Exercise aim: Go over the data and copy out each line with "date" in it.

========================================================================

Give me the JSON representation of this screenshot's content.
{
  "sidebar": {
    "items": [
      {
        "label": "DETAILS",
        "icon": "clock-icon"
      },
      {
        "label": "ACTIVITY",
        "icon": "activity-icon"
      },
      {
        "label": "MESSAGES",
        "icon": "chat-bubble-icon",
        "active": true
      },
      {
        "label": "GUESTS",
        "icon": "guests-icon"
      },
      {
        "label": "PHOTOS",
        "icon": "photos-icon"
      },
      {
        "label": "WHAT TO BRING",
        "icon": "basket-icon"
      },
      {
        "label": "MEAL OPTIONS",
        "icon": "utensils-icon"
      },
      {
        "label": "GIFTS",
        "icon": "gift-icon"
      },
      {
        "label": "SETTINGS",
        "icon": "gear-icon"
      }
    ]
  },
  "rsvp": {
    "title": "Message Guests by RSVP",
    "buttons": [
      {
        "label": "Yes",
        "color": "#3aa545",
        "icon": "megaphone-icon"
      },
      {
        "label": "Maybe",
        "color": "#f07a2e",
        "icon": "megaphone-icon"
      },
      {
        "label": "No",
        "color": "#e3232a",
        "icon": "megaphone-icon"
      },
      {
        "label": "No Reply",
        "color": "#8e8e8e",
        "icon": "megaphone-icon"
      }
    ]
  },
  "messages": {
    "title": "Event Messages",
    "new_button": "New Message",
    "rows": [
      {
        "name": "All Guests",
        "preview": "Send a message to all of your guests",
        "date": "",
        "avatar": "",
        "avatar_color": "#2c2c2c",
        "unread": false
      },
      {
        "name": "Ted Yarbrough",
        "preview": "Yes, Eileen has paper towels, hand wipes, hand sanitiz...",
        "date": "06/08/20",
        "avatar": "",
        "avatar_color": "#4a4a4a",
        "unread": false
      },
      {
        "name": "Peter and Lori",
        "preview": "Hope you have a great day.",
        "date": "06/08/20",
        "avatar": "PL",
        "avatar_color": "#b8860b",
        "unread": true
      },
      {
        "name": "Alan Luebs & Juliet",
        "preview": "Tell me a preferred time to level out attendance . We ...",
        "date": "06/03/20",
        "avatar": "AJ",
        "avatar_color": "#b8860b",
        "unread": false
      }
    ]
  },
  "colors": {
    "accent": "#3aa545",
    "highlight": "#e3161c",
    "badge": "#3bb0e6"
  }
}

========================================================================

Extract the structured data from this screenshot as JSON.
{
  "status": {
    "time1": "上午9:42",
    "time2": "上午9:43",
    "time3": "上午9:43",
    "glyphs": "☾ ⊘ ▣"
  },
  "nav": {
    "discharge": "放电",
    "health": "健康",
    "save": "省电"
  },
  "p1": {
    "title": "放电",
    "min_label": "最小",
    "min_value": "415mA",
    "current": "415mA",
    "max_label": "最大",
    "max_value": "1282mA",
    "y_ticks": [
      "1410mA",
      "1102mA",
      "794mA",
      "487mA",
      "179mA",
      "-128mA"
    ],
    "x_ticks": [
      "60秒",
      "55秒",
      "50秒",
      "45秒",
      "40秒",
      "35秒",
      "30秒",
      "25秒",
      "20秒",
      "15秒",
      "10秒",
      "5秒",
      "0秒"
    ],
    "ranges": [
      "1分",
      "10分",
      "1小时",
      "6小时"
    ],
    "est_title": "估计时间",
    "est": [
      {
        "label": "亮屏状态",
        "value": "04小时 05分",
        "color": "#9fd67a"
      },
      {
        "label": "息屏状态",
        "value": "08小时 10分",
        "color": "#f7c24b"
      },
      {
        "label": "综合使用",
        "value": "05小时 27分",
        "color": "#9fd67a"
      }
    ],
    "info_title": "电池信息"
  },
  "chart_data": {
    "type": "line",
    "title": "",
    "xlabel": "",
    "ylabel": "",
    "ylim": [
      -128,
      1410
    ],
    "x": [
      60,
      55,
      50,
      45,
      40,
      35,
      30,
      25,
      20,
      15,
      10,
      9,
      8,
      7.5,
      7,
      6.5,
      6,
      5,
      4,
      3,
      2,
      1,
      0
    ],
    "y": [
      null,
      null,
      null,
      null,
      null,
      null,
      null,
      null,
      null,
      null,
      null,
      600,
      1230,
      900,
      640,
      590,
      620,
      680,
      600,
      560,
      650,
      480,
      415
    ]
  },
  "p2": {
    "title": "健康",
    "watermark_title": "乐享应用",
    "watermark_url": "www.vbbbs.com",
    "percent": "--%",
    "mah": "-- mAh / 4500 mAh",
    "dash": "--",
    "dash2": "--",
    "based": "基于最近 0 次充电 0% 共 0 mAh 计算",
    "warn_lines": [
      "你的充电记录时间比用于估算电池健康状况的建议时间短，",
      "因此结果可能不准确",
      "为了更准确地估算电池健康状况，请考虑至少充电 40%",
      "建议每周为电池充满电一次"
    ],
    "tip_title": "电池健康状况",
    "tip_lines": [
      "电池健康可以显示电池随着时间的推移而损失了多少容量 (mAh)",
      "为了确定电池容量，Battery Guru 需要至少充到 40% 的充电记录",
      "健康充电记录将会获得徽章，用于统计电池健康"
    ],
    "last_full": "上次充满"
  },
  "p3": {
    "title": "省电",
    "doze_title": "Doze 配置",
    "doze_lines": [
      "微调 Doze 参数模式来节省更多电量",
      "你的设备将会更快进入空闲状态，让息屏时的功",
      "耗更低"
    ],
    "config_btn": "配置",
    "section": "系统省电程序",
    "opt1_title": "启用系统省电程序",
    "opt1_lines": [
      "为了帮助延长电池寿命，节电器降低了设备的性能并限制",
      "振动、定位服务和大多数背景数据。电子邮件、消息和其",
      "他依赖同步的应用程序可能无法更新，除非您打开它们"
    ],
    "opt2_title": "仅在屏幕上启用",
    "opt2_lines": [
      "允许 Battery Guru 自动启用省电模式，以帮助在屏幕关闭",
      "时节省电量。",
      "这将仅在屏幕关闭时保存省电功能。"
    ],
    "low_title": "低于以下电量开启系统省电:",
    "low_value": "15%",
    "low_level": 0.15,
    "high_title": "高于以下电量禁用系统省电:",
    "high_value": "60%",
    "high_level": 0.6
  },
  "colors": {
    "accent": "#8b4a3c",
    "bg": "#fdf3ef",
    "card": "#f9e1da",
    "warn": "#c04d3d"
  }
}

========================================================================

Answer box:
        "date": "",
        "date": "06/08/20",
        "date": "06/08/20",
        "date": "06/03/20",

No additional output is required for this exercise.